(Items from an interface collection)
= Beginning of Section =
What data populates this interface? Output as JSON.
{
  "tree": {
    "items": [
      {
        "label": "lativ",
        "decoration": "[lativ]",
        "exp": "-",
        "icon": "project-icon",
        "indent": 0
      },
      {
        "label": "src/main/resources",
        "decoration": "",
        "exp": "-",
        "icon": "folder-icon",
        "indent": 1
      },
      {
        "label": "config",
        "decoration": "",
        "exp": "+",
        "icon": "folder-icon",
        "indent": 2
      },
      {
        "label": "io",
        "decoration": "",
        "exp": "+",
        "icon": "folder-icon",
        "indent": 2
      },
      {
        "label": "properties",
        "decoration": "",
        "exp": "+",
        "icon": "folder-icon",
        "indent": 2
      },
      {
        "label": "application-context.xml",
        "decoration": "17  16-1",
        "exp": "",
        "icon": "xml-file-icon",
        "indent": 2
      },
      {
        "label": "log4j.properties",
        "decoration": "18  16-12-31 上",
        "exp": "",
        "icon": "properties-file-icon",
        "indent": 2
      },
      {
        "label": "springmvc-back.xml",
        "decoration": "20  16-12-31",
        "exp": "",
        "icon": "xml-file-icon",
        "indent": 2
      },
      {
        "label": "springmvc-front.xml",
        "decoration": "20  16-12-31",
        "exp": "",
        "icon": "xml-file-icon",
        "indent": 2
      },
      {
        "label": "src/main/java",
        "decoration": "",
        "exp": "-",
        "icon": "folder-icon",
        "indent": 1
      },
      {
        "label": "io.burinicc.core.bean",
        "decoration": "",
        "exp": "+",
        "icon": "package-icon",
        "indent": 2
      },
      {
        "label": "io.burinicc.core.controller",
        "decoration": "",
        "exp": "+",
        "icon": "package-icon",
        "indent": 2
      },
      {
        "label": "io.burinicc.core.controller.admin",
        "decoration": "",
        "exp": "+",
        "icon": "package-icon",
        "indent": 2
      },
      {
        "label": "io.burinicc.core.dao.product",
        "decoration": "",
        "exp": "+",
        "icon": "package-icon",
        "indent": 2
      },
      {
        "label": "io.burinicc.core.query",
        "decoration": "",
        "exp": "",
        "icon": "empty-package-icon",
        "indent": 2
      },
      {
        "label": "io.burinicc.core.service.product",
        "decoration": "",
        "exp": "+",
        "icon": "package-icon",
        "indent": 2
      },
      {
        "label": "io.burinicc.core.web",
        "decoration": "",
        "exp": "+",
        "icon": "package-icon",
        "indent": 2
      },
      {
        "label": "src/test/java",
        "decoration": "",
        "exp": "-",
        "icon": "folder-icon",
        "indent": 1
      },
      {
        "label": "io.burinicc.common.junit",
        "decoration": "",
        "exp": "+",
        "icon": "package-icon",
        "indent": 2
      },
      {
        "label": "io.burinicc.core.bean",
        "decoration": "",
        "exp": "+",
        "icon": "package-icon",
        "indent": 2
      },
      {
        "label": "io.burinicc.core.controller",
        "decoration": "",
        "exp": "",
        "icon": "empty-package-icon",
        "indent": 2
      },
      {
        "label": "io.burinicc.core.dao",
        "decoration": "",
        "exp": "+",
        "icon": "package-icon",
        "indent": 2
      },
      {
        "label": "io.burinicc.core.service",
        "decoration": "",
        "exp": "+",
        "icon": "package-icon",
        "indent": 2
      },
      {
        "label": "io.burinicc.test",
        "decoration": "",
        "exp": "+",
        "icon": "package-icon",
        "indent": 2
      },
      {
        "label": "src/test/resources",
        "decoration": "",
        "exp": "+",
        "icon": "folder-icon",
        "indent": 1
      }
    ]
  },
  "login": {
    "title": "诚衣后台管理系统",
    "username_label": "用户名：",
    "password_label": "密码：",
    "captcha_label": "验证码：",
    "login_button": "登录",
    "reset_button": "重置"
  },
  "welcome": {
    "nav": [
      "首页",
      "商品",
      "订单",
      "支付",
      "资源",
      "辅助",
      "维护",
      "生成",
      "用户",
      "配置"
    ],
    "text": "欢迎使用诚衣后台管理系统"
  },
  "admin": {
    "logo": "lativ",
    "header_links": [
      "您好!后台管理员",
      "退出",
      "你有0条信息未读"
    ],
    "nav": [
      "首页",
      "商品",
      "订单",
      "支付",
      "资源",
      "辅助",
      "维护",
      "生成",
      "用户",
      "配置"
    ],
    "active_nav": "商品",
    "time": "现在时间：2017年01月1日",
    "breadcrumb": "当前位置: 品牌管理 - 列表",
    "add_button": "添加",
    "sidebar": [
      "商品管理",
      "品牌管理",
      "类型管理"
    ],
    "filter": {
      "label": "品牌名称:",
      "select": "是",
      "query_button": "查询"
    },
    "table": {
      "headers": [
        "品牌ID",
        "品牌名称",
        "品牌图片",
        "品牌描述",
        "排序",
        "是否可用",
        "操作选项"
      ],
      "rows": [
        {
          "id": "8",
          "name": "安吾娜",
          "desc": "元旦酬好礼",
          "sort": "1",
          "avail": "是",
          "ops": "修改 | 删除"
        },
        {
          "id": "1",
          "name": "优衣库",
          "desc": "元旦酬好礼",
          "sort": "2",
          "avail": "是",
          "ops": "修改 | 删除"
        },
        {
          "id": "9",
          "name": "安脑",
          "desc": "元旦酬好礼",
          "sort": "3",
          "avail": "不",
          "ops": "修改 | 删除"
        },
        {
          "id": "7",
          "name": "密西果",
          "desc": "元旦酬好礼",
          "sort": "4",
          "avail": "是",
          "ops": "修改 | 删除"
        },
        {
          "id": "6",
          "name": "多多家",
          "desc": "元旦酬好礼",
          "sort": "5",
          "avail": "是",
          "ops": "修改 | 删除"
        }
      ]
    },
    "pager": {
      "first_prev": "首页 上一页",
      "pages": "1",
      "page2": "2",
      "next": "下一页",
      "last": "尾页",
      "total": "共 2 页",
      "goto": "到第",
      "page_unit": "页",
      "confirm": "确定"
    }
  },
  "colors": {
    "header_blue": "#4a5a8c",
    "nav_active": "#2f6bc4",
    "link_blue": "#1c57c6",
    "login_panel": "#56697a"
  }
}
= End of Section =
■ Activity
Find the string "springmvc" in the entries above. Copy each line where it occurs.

■ The answer
        "label": "springmvc-back.xml",
        "label": "springmvc-front.xml",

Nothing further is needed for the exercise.